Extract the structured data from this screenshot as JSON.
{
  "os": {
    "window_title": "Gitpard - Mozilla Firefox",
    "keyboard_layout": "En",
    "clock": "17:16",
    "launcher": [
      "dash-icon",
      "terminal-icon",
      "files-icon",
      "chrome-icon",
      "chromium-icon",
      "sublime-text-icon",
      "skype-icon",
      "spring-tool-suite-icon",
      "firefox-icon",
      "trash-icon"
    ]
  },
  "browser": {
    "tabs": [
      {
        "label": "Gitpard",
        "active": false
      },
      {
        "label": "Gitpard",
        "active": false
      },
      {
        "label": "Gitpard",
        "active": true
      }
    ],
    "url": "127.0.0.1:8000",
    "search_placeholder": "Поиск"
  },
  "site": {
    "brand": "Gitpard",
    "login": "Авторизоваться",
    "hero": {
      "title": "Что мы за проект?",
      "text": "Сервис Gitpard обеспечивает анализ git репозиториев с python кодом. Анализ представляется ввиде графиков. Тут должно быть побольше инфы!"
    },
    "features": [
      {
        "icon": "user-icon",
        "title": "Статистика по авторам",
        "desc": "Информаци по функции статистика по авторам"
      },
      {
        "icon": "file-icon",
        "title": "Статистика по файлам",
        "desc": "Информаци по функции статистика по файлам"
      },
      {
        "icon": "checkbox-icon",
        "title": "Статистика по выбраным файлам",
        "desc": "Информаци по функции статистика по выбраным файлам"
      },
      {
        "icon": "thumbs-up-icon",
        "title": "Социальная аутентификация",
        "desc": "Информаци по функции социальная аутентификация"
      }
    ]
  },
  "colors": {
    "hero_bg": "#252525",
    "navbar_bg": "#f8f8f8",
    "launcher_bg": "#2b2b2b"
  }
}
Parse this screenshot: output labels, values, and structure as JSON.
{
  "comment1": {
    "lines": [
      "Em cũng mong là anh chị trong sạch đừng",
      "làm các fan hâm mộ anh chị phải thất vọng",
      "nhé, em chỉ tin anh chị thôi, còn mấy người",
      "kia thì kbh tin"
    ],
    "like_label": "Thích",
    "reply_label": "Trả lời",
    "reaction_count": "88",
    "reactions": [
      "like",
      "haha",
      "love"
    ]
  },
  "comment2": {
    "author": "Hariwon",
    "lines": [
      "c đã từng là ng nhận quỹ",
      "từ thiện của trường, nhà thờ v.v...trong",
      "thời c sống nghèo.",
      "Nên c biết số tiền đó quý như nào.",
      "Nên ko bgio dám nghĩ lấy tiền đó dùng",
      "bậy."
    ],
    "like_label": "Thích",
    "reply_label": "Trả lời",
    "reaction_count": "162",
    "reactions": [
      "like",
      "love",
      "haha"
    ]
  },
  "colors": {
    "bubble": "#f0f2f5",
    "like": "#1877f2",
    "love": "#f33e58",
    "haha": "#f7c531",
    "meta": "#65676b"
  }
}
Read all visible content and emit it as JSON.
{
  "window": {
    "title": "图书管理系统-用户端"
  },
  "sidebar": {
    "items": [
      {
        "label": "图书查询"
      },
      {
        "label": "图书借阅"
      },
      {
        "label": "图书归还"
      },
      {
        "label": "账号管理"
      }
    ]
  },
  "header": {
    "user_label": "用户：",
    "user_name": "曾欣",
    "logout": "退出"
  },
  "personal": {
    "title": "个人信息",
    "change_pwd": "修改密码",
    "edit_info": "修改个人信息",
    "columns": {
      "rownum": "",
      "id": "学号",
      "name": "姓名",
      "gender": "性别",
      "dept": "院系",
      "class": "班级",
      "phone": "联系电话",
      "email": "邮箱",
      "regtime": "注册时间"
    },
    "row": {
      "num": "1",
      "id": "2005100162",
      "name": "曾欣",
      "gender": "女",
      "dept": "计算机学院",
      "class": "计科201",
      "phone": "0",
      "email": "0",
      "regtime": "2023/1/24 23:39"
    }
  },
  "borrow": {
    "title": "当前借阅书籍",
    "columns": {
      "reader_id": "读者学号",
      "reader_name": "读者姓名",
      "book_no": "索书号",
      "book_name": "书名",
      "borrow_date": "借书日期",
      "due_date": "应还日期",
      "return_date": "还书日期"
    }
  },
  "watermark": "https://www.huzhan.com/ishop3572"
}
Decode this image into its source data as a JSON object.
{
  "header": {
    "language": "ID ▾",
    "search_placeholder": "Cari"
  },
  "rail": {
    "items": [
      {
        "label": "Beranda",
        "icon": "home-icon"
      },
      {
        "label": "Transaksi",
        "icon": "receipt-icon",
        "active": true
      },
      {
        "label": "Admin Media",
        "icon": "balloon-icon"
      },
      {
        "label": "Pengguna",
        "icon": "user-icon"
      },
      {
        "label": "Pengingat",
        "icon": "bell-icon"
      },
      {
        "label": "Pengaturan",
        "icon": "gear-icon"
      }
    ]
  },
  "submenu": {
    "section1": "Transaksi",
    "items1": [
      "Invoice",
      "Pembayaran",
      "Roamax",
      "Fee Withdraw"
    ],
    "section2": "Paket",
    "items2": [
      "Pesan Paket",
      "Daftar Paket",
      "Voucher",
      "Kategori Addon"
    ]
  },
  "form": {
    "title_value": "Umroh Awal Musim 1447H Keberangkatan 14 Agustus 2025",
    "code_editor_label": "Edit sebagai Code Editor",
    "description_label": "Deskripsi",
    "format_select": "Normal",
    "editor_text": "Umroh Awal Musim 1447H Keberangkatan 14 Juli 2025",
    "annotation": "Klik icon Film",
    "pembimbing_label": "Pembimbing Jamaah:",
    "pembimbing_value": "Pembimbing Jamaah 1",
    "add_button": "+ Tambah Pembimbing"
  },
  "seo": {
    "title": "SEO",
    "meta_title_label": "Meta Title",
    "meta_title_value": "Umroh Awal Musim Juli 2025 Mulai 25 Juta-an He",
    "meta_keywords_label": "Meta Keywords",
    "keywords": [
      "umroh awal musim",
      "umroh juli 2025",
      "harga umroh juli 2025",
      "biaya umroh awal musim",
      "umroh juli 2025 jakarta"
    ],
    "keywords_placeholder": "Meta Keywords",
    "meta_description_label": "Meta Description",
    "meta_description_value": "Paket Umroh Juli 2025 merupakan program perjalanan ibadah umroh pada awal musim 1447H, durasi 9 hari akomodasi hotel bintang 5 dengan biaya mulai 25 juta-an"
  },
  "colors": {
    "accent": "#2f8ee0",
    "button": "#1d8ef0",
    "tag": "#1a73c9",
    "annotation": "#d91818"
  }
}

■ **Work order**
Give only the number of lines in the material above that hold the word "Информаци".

■ **Task solution**
4